Assignment: Without any alteration, retype the records that appear below.

Task material:
--*--
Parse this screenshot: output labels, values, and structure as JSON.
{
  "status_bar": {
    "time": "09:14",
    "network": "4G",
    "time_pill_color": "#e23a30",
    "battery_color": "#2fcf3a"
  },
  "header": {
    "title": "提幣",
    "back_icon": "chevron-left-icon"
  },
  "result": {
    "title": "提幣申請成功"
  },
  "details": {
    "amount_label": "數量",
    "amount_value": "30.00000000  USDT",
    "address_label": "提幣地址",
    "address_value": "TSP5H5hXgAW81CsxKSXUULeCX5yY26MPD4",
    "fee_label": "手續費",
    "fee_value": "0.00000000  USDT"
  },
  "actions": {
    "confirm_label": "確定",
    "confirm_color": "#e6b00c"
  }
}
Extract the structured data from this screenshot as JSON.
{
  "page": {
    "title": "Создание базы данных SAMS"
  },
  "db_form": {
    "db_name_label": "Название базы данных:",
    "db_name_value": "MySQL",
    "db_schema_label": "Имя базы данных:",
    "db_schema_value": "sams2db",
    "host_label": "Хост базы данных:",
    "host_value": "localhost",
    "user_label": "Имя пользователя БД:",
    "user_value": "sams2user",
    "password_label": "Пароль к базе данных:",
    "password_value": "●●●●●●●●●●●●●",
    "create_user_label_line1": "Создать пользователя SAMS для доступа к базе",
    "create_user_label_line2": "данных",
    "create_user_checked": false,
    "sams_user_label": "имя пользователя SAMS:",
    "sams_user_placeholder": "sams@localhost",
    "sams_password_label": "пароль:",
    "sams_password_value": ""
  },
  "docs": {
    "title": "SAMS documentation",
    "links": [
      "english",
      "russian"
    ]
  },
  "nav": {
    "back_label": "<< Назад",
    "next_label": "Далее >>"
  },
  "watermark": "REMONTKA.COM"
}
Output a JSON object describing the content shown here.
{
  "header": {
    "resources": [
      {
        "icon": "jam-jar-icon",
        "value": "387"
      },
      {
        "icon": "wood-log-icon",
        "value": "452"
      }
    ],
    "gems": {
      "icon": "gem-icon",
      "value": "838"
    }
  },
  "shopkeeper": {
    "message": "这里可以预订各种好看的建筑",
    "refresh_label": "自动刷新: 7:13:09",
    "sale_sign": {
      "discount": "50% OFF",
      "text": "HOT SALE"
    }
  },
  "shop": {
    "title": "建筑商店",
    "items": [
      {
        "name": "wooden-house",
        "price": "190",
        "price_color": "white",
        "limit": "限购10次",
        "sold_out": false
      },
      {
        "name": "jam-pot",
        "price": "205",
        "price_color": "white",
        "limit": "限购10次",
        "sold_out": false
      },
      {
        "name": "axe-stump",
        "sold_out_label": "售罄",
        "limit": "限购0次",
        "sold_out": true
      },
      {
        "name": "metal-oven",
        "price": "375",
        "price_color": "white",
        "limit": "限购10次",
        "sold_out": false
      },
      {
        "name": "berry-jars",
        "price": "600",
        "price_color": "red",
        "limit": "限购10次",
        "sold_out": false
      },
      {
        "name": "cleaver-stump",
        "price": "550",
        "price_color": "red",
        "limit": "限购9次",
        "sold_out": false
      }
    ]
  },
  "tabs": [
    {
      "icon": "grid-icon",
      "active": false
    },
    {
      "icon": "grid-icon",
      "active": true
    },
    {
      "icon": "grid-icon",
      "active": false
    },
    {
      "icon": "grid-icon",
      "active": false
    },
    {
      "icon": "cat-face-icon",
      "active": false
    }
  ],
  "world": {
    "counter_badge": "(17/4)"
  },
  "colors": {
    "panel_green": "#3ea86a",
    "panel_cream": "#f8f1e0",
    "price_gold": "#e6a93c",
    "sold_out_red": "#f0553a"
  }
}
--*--
Task answer:
Parse this screenshot: output labels, values, and structure as JSON.
{
  "status_bar": {
    "time": "09:14",
    "network": "4G",
    "time_pill_color": "#e23a30",
    "battery_color": "#2fcf3a"
  },
  "header": {
    "title": "提幣",
    "back_icon": "chevron-left-icon"
  },
  "result": {
    "title": "提幣申請成功"
  },
  "details": {
    "amount_label": "數量",
    "amount_value": "30.00000000  USDT",
    "address_label": "提幣地址",
    "address_value": "TSP5H5hXgAW81CsxKSXUULeCX5yY26MPD4",
    "fee_label": "手續費",
    "fee_value": "0.00000000  USDT"
  },
  "actions": {
    "confirm_label": "確定",
    "confirm_color": "#e6b00c"
  }
}
Extract the structured data from this screenshot as JSON.
{
  "page": {
    "title": "Создание базы данных SAMS"
  },
  "db_form": {
    "db_name_label": "Название базы данных:",
    "db_name_value": "MySQL",
    "db_schema_label": "Имя базы данных:",
    "db_schema_value": "sams2db",
    "host_label": "Хост базы данных:",
    "host_value": "localhost",
    "user_label": "Имя пользователя БД:",
    "user_value": "sams2user",
    "password_label": "Пароль к базе данных:",
    "password_value": "●●●●●●●●●●●●●",
    "create_user_label_line1": "Создать пользователя SAMS для доступа к базе",
    "create_user_label_line2": "данных",
    "create_user_checked": false,
    "sams_user_label": "имя пользователя SAMS:",
    "sams_user_placeholder": "sams@localhost",
    "sams_password_label": "пароль:",
    "sams_password_value": ""
  },
  "docs": {
    "title": "SAMS documentation",
    "links": [
      "english",
      "russian"
    ]
  },
  "nav": {
    "back_label": "<< Назад",
    "next_label": "Далее >>"
  },
  "watermark": "REMONTKA.COM"
}
Output a JSON object describing the content shown here.
{
  "header": {
    "resources": [
      {
        "icon": "jam-jar-icon",
        "value": "387"
      },
      {
        "icon": "wood-log-icon",
        "value": "452"
      }
    ],
    "gems": {
      "icon": "gem-icon",
      "value": "838"
    }
  },
  "shopkeeper": {
    "message": "这里可以预订各种好看的建筑",
    "refresh_label": "自动刷新: 7:13:09",
    "sale_sign": {
      "discount": "50% OFF",
      "text": "HOT SALE"
    }
  },
  "shop": {
    "title": "建筑商店",
    "items": [
      {
        "name": "wooden-house",
        "price": "190",
        "price_color": "white",
        "limit": "限购10次",
        "sold_out": false
      },
      {
        "name": "jam-pot",
        "price": "205",
        "price_color": "white",
        "limit": "限购10次",
        "sold_out": false
      },
      {
        "name": "axe-stump",
        "sold_out_label": "售罄",
        "limit": "限购0次",
        "sold_out": true
      },
      {
        "name": "metal-oven",
        "price": "375",
        "price_color": "white",
        "limit": "限购10次",
        "sold_out": false
      },
      {
        "name": "berry-jars",
        "price": "600",
        "price_color": "red",
        "limit": "限购10次",
        "sold_out": false
      },
      {
        "name": "cleaver-stump",
        "price": "550",
        "price_color": "red",
        "limit": "限购9次",
        "sold_out": false
      }
    ]
  },
  "tabs": [
    {
      "icon": "grid-icon",
      "active": false
    },
    {
      "icon": "grid-icon",
      "active": true
    },
    {
      "icon": "grid-icon",
      "active": false
    },
    {
      "icon": "grid-icon",
      "active": false
    },
    {
      "icon": "cat-face-icon",
      "active": false
    }
  ],
  "world": {
    "counter_badge": "(17/4)"
  },
  "colors": {
    "panel_green": "#3ea86a",
    "panel_cream": "#f8f1e0",
    "price_gold": "#e6a93c",
    "sold_out_red": "#f0553a"
  }
}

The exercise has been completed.